Local anaesthetics are substances that reversibly block the initiation and transmission of action potentials in nerve fibres by blocking voltage-dependent Na+ channels. They are divided according to their chemical structure into:

  • Local anaesthetics of the ester type

  • Amide-type local anaesthetics

Anticonvulsants (antiepileptic drugs) whose essential mechanism of action is seen in a blockage of the sodium channel (e.g. carbamazepine, felbamate, lamotrigine, oxcarbazepine, phenytoin or topiramate).

Antiarrhythmics (Class I antiarrhythmics): Their main representatives include ajmaline, quinidine, flecainide, lidocaine, prajmaline and propafenone. They inhibit the rapid influx of sodium (by directly blocking the voltage-dependent Na+ channels) of phase I of the action potential in the working myocardium. These can be divided according to their binding behaviour into:

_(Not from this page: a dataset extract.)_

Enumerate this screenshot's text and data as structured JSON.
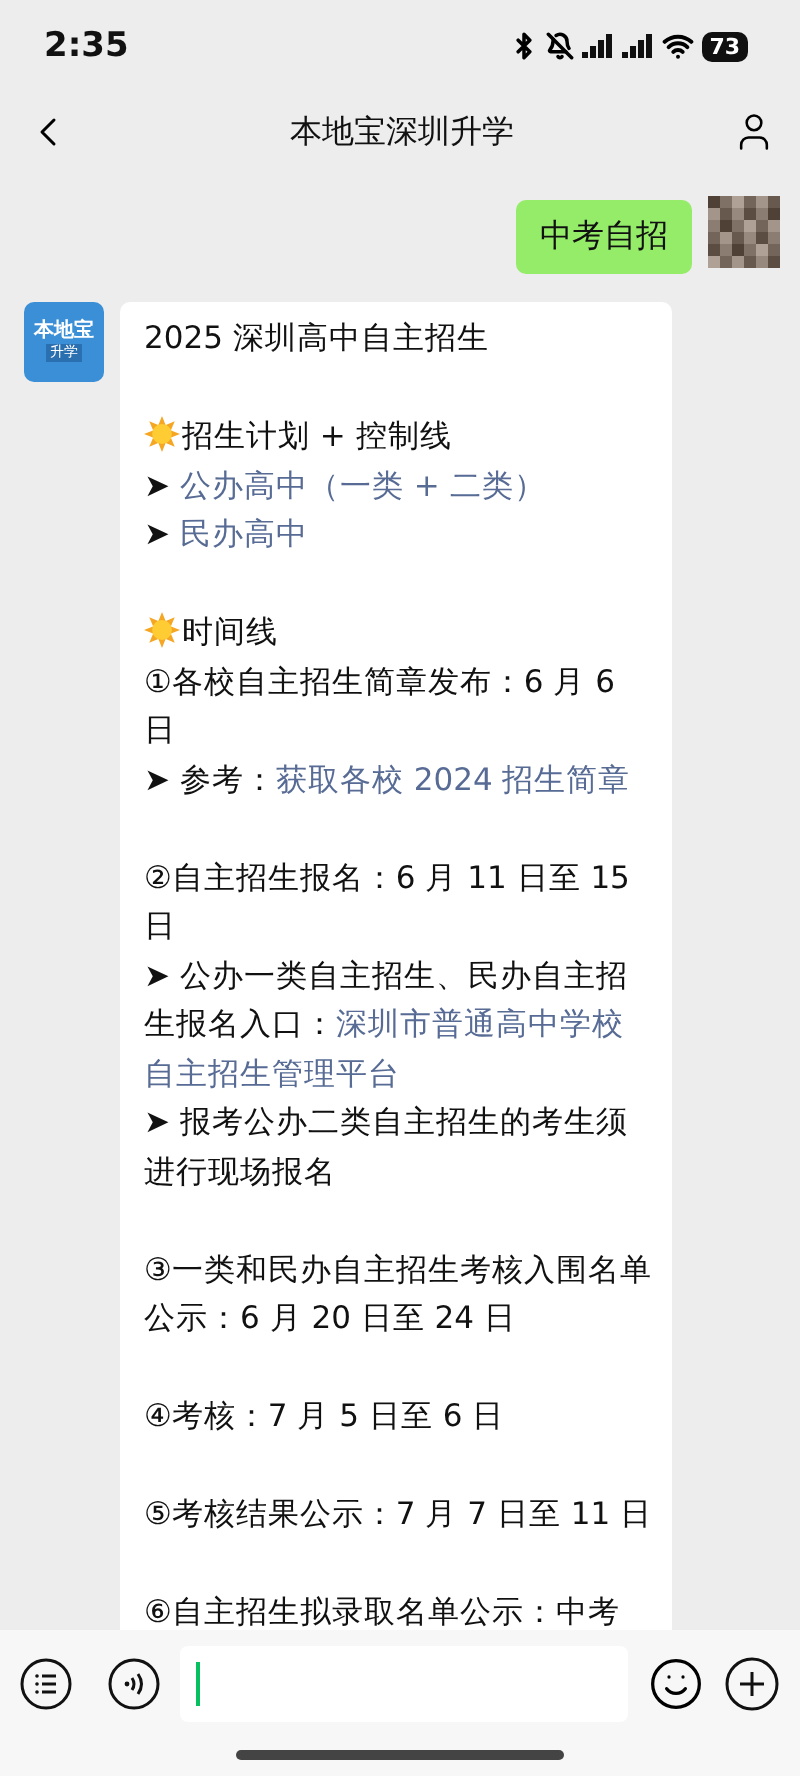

  • Fast-Drugs: They quickly release themselves from the Na+ channel. These include lidocaine and tocainide.

  • Slow-Drugs: They are released from the Na+-channel with a significant delay (all other antiarrhythmic drugs).


Last updated on: 29.10.2020